In ISP, there are plenty of opportunities to see humpback whales, Orca, sea lions, and porpoises. Most tour boats have a covered area (in case of rain), a bathroom, and plenty of seating.
The excursions usually include a drink and a snack too. Also, transportation to and from the cruise port is provided if you’re traveling by cruise ship.
Kenai Fjord Tours
If you’re sailing a one-way itinerary to Seward, consider booking a whale-watching cruise to Resurrection Bay or combine it with a Kenai Fjords National Park tour.
Being so far north, you’ll have an excellent opportunity to see the California gray whales. Also, look out for humpback whales, Orca, stellar sea lions, puffins, and other marine wildlife.
Frequently Asked Questions About Whale Watching
Q: How much does it cost to go whale watching?
A: Most tour operators charge approximately USD 130+ for a 4-hour tour, but cruise lines charge upwards of USD 175 for the same excursion.

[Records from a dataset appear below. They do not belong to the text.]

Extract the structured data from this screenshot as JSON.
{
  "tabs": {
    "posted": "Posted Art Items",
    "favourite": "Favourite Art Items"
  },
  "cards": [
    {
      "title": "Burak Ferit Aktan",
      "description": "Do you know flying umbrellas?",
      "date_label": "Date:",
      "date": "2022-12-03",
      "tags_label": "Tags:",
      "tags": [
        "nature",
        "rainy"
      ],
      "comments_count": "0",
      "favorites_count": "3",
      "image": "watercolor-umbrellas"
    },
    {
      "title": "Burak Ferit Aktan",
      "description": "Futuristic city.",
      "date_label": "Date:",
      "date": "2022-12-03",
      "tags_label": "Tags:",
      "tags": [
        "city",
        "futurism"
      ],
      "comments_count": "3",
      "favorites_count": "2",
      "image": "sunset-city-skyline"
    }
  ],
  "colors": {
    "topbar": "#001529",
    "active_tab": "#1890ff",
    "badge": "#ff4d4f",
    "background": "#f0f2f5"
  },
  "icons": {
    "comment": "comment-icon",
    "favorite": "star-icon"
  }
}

Q: Can you do a Juneau whale watching and Mendenhall Glacier tour together on a cruise port day?
A: Absolutely, and I’ve done it several times. Just be aware of the last shuttle bus back from Mendenhall Glacier.
Q: When is Alaska whale watching season?

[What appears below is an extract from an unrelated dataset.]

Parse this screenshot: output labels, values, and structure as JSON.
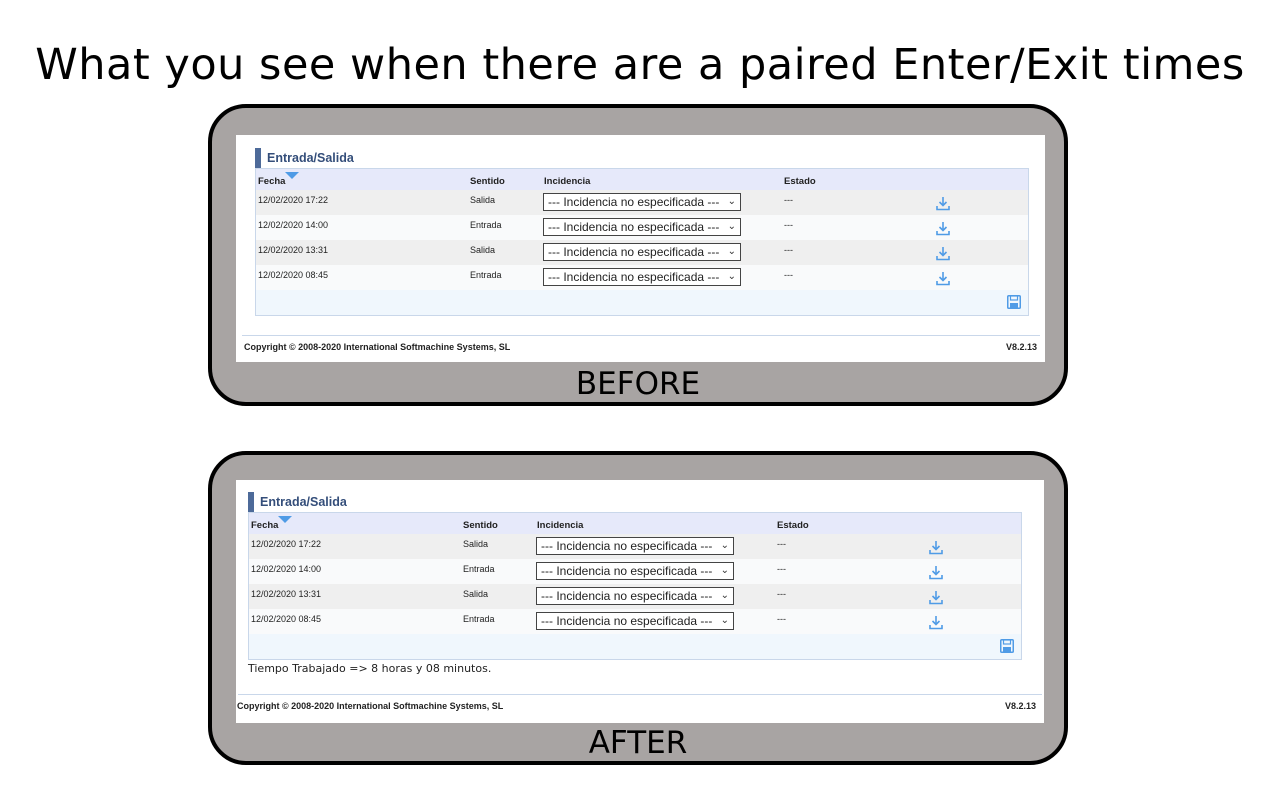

A: The season runs from May to September, which is Alaska cruise season.
Q: What to wear whale watching in Alaska?
A: The weather can change quickly in Alaska. So it’s best to wear layers and bring a waterproof jacket in case Alaska blesses you with liquid sunshine.
Q: My cruise ship arrives late in the day. Are tours still offered?
A: Yes, companies keep track of cruise ship arrivals, and some offer excursions later in the day.
Q: Are whale watching tours in Juneau worth it?
A: A Juneau whale watching tour rarely disappoints. Even if you see whales from your ship, you’ll get much closer in a smaller vessel.
Q: Who offers the best whale-watching excursion in Alaska?
A: While this is a popular question, there is no defined answer because everyone’s opinion differs. I have taken whale-watching tours with Allen Marine Tours and Gastineau Guiding; both are amazing companies.
But I have also heard rave reviews from Harv and Marv’s Outback Alaska, Juneau Tours, and Whale Watch.
While I’m blessed to live in Vancouver and can participate in whale watching near me, there is something special about taking a similar experience in Alaska. It could be the allure of Alaska’s natural beauty of rugged mountains with glistening glaciers.
I have taken several Auke Bay whale-watching day tours, and they are amazing. I think the waters near Juneau offer great wildlife viewing in Alaska.
Or maybe it’s the adventure of being somewhere other than home. If you’ve booked an Alaskan cruise, what are you waiting for? Book a thrilling Juneau whale-watching tour today. You won’t regret it!